Dear Readers: As an environmental health and safety professional, I am often comforting clients confused by compliance issues — who are trying to do the right thing, but the arcane language and regulatory quirks make it difficult to know what the right thing is.
The Environmental Protection Agency (EPA) wants to help comfort the regulated, too. So, it seems they hired 2 new agents — Smith and Wesson. From Fox News: Man visited by armed EPA agents not satisfied with answers, wants agency changes
The North Carolina man visited by armed EPA agents after sending an email to a controversial agency official says he’s not satisfied with the explanations about what he considers an excessive response and that he wants changes to agency policies and procedures.
The incident unfolded after Keller sent an email April 27 to the EPA to try to reach Al Armendariz — a regional administrator who was under fire for a YouTube video post days earlier in which he said his enforcement strategy was to “crucify” executives from big oil and gas companies.
The letter to an EPA external affairs director read “Do you have Mr. Armendariz’s contact information so we can say hello? – Regards- Larry Keller.”
Keller said he was just asking as a taxpayer and denies being part of the Tea Party, though he acknowledges supporting the movement’s calls to defund the agency in part because it has outreached its intended mission.
“We are a customer of them,” he said.
Makes me wonder what the EPA officials asked of him, that he denied being a member of the Tea Party.
Meanwhile, in California, our eco-activists are just as dangerous, but in entirely different way. From Cal Wactchdog: NEW: Restoring the San Joaquin River for non-endangered red herring. It seems a fiscally responsible congressman doesn’t want to waste millions of dollars on introducing salmon into a river that isn’t ready for them. The key point of the article:
Thus far, $70 million has been spent on San Joaquin River restoration mainly on environmental studies with nothing to show for it. No physical improvements have been made to bring about restored salmon runs in the San Joaquin River. That’s $70 million that might as well have been flushed down the proverbial toilet to run to the sea.
This is one reason why California has spent $18.7 billion on five water bonds (Propositions 12, 13, 40, 50 and 84) since 2000 and has no added water to show for it. Instead, the bond monies have gone for open space acquisitions, greenscaping and environmental studies around upscale residential enclaves.
Another concern can be added, regarding those poor salmon — Radioactivity caused from the creation of Windfarms!

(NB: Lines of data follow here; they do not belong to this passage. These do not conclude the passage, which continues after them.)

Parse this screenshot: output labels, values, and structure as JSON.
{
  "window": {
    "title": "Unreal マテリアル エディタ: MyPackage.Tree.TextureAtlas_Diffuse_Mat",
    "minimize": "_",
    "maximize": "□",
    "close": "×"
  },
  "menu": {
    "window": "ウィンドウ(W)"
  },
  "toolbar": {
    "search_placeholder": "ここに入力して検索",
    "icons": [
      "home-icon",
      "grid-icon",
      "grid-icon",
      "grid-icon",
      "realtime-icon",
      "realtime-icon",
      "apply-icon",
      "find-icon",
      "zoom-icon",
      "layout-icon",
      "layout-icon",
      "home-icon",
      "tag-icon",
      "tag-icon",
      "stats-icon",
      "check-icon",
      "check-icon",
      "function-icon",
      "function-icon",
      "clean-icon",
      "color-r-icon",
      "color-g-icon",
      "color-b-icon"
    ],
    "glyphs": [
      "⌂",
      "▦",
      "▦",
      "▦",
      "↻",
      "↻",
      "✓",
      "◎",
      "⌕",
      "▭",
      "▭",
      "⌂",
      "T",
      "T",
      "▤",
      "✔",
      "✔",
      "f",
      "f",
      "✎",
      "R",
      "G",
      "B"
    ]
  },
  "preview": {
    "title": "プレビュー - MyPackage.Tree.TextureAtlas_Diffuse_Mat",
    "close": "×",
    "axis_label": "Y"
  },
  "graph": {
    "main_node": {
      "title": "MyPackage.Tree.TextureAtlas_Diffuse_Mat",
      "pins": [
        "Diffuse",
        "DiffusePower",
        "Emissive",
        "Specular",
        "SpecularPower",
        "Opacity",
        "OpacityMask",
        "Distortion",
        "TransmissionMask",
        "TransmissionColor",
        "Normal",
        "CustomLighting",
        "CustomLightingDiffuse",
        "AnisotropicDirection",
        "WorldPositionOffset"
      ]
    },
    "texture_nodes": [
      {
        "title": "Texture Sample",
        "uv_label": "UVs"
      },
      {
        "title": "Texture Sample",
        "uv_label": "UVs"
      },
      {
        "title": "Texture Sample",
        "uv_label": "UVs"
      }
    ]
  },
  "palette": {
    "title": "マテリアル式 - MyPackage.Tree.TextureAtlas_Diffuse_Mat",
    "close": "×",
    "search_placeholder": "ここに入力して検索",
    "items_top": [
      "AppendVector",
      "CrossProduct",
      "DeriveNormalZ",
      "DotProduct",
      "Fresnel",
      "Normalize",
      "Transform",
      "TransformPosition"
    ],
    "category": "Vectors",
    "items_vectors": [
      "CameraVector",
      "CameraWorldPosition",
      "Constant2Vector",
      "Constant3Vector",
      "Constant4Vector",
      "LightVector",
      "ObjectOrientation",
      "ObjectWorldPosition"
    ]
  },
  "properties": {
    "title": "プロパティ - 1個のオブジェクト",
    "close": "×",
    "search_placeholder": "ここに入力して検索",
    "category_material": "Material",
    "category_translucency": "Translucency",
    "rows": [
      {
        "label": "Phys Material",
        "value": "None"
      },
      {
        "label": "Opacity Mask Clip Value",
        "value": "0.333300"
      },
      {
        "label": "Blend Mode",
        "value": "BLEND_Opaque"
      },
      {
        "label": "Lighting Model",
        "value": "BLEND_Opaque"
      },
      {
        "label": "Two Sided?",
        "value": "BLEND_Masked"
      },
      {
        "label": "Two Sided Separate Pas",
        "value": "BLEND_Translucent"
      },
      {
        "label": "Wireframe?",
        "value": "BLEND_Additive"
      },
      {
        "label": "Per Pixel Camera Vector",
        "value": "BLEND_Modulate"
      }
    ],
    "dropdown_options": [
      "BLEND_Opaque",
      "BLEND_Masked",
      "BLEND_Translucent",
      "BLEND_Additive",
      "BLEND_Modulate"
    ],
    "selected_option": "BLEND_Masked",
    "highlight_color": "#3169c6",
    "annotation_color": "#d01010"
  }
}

California’s deserts and mountains are rapidly being blanketed by wind farms with huge turning propellers that spin large magnetic coils to produce electricity. Rare Earth Elements are an essential ingredient needed to manufacture these magnets. REEs, such as Neodymium, Samarium, Gadolinium and Dysprosium, are in limited supply. Which brings into question both of Mr. Gore’s “renewability” and “sustainability” marketing claims.
California was the world’s largest producer of REEs until 2002, when the huge Mountain Pass open pit mine was closed after the U.S. Environmental Protection Agency determined that 600,000 gallons of highly radioactive mining wastewater had been spilled onto the surrounding desert between 1984 and 1998. The water contained highly concentrated amounts of radium, which has a half-life of 1600 years, and thorium, which has a half-life of 14 billion years.
Today, 95 percent of all REEs are mined and processed in remote Western China. Once shrouded in secrecy by China’s autocratic leadership, the environmental dangers of unregulated REE mining have caused so much damage it is now an acknowledged national concern. According to Wang Caifeng, China’s Deputy director-general of the Materials Department of the Ministry of Industry and Information Technology, producing one ton of REEs creates 2,000 tons of mine tailings. It is also estimated that, within Baotou, where China’s primary rare earth production occurs, REE enterprises produce approximately 2.5 billion gallons of highly polluted wastewater per year and most of that waste water is “discharged without being effectively treated, which not only contaminates potable water for daily living, but also contaminates the surrounding water environment and irrigated farmlands.”
Frankly, I long for the return to reliance on more traditional forms of energy, but it seems the wait may be in vain: In oil-producing Texas, the tasty treat for roadrunners is being used as an excuse by eco-activists to shut down petroleum exploration.
I don’t know if the entire country is an idiotocracy, but certainly a case can be made that the bureaucrats who have taken over our environmental management have established one. So our newly graduated teens may not be special, but they are thirsty, radioactive, and targeted. Sweet!!!